According to a study conducted for the professional journal Health Affairs, life expectancy is falling for significant sections of the America’s population, and in some cases has reverted to levels not seen in half a century.
The figures reported are stark. The gap in life expectancy between the most privileged and the most disadvantaged groups in American society is more than 10 years for women and more than 14 years for men. The authors write: “These gaps have widened over time and have led to at least two ‘Americas’…”
The authors draw particular attention to the actual decline in life expectancy among the poorest sections of the White working class, those with less than a high school education. Life expectancy for women in that subgroup fell from more than 78 years in 1990 to 74 years in 2008. The figure for men also declined, by three years.
Across all racial groups—White, Black and Hispanic—the authors wrote: “We found that in 2008 US adult men and women with fewer than twelve years of education had life expectancies not much better than those of all adults in the 1950s and 1960s.”
Researchers suggested that rising obesity, higher rates of smoking among women, abuse of prescription drugs, and a decline in health insurance coverage—43 percent of the least-educated had no health insurance in 2006—may all have been contributing factors.
Michael Marmot, director of the Institute of Health Equity in London, told reporters that the decline in life expectancy for poor White women over the five-year period from 2003 to 2008 brought to mind the seven years of falling life expectancy for Russian men after the collapse of the Soviet Union in 1991.
This comment is all the more striking given that the five years from 2003 to 2008 largely preceded the Wall Street crash of September 2008 and the ensuing plunge of the US and world economy into the deepest slump since the Great Depression of the 1930s. There is no doubt that all the social evils discussed in the Health Affairs report have worsened over the past four years.
The decline for poor White women produced the remarkable result that in 2008 life expectancy for White women without a high school diploma was actually lower than for Black women with the same educational level, the first time that such an inversion has been reported in relation to a major indicator of social distress.
The authors strongly argue that behavioral factors alone, like drug abuse, cannot explain the disparity in health outcomes, which “reflect racial and ethnic differences as well as differences in education and income…”

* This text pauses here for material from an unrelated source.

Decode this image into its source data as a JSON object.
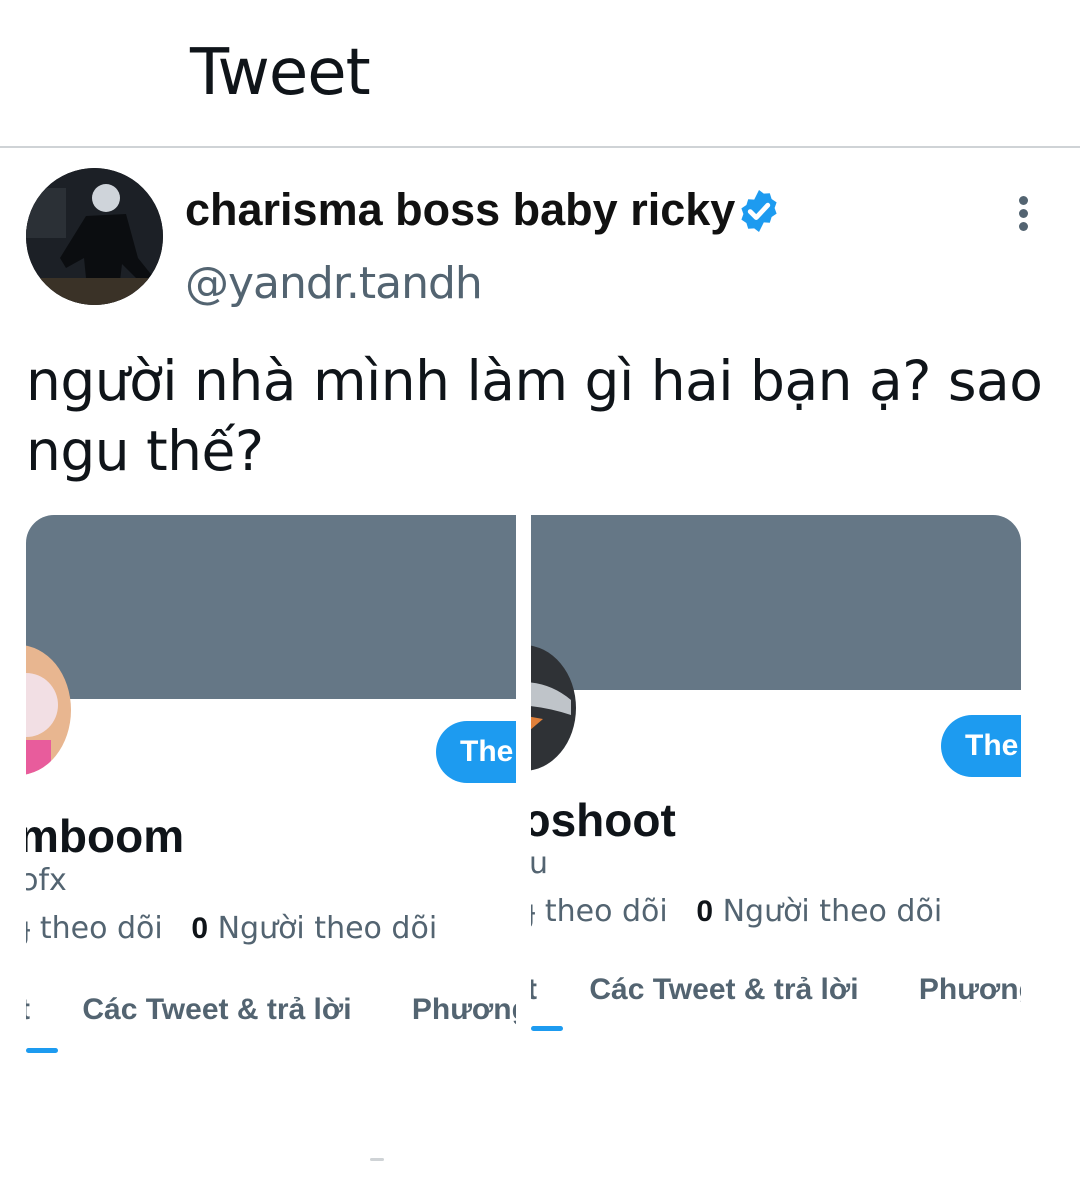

Instead, they continue, “it has been proposed that social conditions can be ‘fundamental causes’ of health inequalities, which is why interventions based exclusively on modifying biomedical risk factors have not been, and are not likely to be, successful in substantially reducing health disparities.”
In other words, the decline in life expectancy for some sections of the middle class is a product of a broader social crisis. The Health Affairs report is an ominous warning of the cumulative impact of social inequality, poverty, unemployment, low wages and general deterioration of social services in America.
Despite being expressed in the technical jargon of the social sciences, with its conclusions very cautiously drawn, the study documents the failure of American government to meet the most basic test of a society: the preservation and extension of human life.
The report provides an insight into the shocking conditions of poverty that are concealed by the corporate-controlled media and the political establishment. The decline in life expectancy for substantial sections of the population is the result not simply of impersonal economic forces. It is the outcome of decades of social and political reaction, presided over by Democratic as well as Republican administrations.
These policies—tax cuts for the rich, deregulation, cuts in social programs—have been carried out with the conscious aim of increasing the wealth of already rich at the direct expense of the vast majority of the people. They have been continued and intensified by the Obama administration.
The New York Times gave the Health Affairs report front-page treatment Friday, a prominence that was certainly warranted by the devastating findings of the study. But the account published by the Times gave one-sided attention to racial and cultural aspects of the study, as suggested by the headline chosen: “Life Span Shrinks for Least-Educated Whites in US.”
The Times article ignores the more fundamental socio-economic dimension of class, a term that does not appear among the more than 1,300 words the newspaper devoted to the report.
The authors of the Health Affairs study are not so shy about considering the impact of economic factors on life expectancy. They argue that “education and its socioeconomic status correlates are associated with lifelong health and survival outcomes that transcend the independent effects of race—a finding that is consistent with a large body of scientific literature dating back more than eighty years.”
The Times report does have the merit of giving the Health Affairs study public attention and placing it in the context of other research into the social crisis in the United States.
The article notes the dramatic decline of the United States in international rankings of life expectancy, especially for women, from 14th place in 1985 to 41st place in 2010, according to the United Nations. “Among developed countries, American women sank from the middle of the pack in 1970 to last place in 2010, according to the Human Mortality Database,” the Times noted.
While social conditions for the working masses deteriorate, America still remains number one in the world in the categories that really matter to the rich and powerful: the number of billionaires, the profits amassed by the super-rich, and the number of soldiers, policemen, bombs, missiles, and prison cells available to protect the financial parasites from the working people whose labor is the actual source of all wealth.
By Patrick Martin